- INFORMATION SUPPLIED:
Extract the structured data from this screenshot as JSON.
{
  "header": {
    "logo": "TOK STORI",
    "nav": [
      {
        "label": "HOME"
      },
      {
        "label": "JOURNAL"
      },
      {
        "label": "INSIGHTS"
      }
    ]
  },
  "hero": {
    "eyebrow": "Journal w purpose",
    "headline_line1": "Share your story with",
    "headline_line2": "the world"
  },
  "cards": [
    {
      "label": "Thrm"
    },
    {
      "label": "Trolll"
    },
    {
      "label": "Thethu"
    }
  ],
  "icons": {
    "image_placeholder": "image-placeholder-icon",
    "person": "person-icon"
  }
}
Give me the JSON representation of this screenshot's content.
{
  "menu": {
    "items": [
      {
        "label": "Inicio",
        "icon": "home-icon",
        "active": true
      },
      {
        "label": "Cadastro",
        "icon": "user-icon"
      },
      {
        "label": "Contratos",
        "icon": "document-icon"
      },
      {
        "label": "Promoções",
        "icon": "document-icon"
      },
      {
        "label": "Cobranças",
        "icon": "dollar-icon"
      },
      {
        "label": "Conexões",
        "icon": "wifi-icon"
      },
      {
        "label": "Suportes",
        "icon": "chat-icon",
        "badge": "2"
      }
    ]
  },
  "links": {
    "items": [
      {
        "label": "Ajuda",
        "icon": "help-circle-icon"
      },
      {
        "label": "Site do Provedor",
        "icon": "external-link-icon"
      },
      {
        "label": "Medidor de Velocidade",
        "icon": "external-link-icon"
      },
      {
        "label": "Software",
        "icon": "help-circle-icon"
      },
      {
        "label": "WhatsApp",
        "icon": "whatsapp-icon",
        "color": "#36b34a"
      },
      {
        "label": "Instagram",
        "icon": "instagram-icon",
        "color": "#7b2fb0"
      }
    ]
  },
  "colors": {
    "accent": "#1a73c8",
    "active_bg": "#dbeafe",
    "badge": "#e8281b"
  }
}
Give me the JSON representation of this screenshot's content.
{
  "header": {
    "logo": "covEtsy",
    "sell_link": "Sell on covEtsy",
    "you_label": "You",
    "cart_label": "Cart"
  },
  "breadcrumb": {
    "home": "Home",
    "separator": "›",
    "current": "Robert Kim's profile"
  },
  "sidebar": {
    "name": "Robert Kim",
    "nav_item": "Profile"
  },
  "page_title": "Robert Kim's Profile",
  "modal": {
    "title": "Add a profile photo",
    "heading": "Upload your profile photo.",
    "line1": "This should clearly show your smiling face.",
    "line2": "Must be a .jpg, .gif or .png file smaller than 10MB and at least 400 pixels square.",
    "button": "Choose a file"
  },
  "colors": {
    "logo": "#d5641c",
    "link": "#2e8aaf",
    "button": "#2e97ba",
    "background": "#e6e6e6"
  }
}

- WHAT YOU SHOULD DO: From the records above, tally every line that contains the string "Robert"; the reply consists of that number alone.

- EXERCISE RESPONSE: 3